The Mirage of Meritocracy
All of us, at one point or another, have been reminded by our elders of how student life is the best time of one’s life, followed by the advice to make the most of it while it still lasts. However, there is one aspect of student life which every student fears, some more than others, and never wishes to remember: Exams. We always feel this pressure to score high marks in examinations because not doing so would mean jeopardising our future from getting into the best educational institutions and later into the top high ranking jobs. This need to prove ourselves as the best in scholastic criteria and come out on top has risen because of the growing shift of societies towards “meritocracy”. However, the revolutionary idea of students not being mere numbers or GPA scores is more valuable than merit itself.
As a contrast to past societies where a person’s social position was predetermined by birth, we now live in a world governed by the ideology of “meritocracy” that advocates allocation of wealth and power solely based on merit. Theoretically, a meritocratic society would be a just society as it provides freedom of choice and equality of opportunity to all by introducing the idea of open competition. It would not only reduce the existing gap between the rich and the poor but would also establish a competent society by placing only the best suited and deserving candidates for different jobs. As we now continue to attribute our educational and professional achievements more and more to our merit, some of us may detest affirmative actions, claiming that it is unfair to favour particular groups instead of letting one’s merit decide their fate. However, what we often fail to ask ourselves is whether our society is truly meritocratic where only talent and hard work matter? Is the starting point for this “open race” the same for all? Is an open competition enough to battle years old inequalities entrenched in our social structures?
“If hard work pays off, show me a rich donkey”- is an ancient idiom which challenges what we learnt for years. Nevertheless, we cannot deny the truth in it. An open race surely has allowed some people from the lower rungs of the society to achieve positions earlier unattainable, but these are mainly exceptions rather than the new rule. There are still other factors such as financial status, better educational guidance, supportive family, and social connections etcetera which continue to influence one’s success significantly. The upper classes, who, for generations, have assumed the top positions in societies, carry an upper hand. While the disadvantaged communities are still unprepared and unequipped to enter this race, let alone overcome those additional obstacles which the privileged do not face. Thus, ultimately, it is again the upper classes that form the new meritorious class. However, they can now validate their social position under the pretence of “merit” while their privileges, like an invisible hand, continue to help them.

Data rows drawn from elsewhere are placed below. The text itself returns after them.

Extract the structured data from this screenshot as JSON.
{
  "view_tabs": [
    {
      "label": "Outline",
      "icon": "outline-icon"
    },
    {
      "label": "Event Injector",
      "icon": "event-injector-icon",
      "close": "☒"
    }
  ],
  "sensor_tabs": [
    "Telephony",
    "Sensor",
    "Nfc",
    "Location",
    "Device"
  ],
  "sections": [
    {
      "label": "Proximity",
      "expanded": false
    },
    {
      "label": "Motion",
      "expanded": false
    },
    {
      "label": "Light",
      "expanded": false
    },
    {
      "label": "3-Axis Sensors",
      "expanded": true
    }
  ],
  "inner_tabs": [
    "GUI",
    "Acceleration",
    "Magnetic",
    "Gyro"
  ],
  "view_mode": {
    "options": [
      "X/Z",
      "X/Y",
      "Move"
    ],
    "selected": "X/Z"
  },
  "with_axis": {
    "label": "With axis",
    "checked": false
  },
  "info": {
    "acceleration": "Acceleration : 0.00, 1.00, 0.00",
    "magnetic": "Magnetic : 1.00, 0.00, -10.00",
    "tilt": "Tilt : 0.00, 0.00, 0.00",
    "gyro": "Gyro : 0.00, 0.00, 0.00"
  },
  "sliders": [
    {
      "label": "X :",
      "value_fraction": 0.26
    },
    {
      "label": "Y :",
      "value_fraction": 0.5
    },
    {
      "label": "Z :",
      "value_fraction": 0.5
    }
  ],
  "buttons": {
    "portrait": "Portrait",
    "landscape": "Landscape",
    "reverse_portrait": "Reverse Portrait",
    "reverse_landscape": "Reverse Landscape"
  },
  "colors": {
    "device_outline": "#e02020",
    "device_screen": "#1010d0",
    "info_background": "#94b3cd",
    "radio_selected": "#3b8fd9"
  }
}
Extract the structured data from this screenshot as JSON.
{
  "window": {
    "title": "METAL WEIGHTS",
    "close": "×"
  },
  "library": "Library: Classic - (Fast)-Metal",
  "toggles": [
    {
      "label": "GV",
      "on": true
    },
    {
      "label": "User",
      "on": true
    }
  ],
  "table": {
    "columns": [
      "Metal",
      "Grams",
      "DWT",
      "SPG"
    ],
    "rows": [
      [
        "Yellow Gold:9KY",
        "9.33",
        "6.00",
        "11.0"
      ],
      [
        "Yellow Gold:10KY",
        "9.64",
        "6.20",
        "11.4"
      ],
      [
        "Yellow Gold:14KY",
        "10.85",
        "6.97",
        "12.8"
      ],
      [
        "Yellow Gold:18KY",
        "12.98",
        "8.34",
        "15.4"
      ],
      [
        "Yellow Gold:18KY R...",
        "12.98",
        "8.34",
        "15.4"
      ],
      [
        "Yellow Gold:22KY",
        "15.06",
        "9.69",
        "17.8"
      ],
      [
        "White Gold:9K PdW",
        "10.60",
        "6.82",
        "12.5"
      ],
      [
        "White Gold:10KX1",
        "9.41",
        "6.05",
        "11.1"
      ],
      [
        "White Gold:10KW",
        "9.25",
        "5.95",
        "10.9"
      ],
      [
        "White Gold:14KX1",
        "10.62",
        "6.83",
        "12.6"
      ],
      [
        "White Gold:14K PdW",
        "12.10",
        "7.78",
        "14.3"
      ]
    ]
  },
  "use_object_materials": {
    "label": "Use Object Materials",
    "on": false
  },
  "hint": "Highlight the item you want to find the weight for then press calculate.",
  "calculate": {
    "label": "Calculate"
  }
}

The dilemma with meritocracy does not just end with the lack of a level playing ground to compete. A meritocratic society must also decide as to which talents, amongst millions, it counts worthy of rewarding. Arguably, talent itself is an ascribed characteristic that we are born with. As such, it becomes hard to deny the role of luck in awarding us with different talents and placing us in societies that may or may not value those talents. Thus, the entire moral logic behind “meritocracy” of getting what we “deserve” becomes invalid when posed with the question: “are we really meritorious or just fortunate to be born in a society that values the skills we coincidentally have?”
Furthermore, the current evaluation system is not an accurate scale to measure the immensely diverse skills, some of which are even unquantifiable. Instead, exams measure one’s ability to display their potential rather than the potential itself. However, despite all the flaws, GPA scores continue to be the yardstick to judge one’s worth.
Thus, meritocracy, which supposedly was the harbinger of equality and justice, has, in reality, consolidated the existing inequalities further by attributing the condition of the poor to their supposed “low” intellectual capacity. Moreover, the struggle to avoid being stamped as a “loser” continues to cause anxiety and depression among students. Sometimes they even feel pressured to take extreme measures to escape the horrors of exams. It has never been more important than now when the entire education system is struggling under the pandemic, the mirage of meritocracy shatters. There is a dire need for reformation in the current valuation system because the label of merit is not enough to prove one's worthiness. Moreover, it is time to demand that everyone gets accepted as worthy in their unique ways. Only then can we have an egalitarian society.
*Tania is a sophomore student at Kamala Nehru College, University of Delhi. She serves as a Volunteer under the Capacity Building Workshops Division of Project Saathi.